Is this the best time for the global economy since the late 17th century or not?
The Government has repeatedly argued that low interest rates on government bonds are sign of market confidence.
Those who argue we should spend more want us to borrow more, driving up our deficit and our debt and putting our hard-won credibility and low interest rates at risk.
I argued last year (at tedious length) that this was not the case.
The current low level of yields then is a warning about weak growth prospects rather than a ringing endorsement of the government’s economic strategy.
Since I wrote that piece the yield has dropped further. With the UK dropping into a double dip recession, is it really still the government’s contention that record low yields are sign of success rather than failure? Have things got better in the past 5 months?
As Brad DeLong notes today (quoting the Business Insider website):
- The yield on the US 10-year bond has just fallen below 1.7%. UPDATE: the yield has just hit 1.6713%, a brand new record low.
- In Germany, the 10-year has fallen to a new record of 1.33%.
- UK borrowing costs have hit a record low of 1.73%.
- In Finland, the yield on the 10-year is 1.624%. You guessed it, that’s a recordlow.
- Sweden: The 10-year yields 1.405%. Same deal.
- In Australia, the 10-year has dropped close to a record low of 3.061%.
- Canadian 10-year yields at 1.87% are close to a record low.
- Japan’s 10-year: 0.85%.
- Swiss 10-year: 0.59%.
A quick glance at the charts in Sidney Homer’s ‘AHistory of Interest Rates’ suggests that global long-term interest rates are hitting record lows.

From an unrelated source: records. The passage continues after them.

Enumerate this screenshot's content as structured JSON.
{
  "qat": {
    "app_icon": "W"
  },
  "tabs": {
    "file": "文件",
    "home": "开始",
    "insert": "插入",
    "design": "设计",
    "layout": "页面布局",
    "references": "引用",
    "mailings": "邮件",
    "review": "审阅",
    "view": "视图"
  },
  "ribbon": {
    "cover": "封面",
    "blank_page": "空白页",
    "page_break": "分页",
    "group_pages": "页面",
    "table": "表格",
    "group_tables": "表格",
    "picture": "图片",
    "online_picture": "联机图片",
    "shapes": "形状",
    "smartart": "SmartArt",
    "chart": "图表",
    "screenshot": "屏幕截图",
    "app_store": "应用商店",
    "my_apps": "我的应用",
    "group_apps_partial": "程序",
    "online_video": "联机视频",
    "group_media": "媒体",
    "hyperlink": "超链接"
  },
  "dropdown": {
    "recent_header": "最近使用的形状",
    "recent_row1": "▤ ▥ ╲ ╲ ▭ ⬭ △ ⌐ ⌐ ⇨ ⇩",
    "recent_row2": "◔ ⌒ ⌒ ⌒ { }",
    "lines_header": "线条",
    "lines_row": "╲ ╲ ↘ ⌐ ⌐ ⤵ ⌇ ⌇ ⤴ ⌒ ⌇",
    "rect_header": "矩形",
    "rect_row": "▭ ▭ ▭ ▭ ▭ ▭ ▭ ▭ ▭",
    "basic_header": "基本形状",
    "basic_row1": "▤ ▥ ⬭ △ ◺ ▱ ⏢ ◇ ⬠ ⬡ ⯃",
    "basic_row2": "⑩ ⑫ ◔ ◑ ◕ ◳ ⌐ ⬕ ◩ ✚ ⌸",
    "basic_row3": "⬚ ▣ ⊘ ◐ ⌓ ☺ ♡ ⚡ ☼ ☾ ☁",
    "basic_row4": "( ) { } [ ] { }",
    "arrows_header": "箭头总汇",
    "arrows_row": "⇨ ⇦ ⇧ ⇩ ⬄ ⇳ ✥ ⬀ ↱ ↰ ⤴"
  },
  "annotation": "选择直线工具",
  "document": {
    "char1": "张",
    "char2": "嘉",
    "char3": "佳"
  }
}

In fact, the only time I can see long-term government yields being lower than they are now in the UK, Germany, US, etc. is a brief dip in the yield on the debt of the Dutch Republic below 2% in the late 17th century.
The question the government should be asking itself is this – are these really the best times for the global economy since the late 17th century, or have they misread what the bond market is telling them?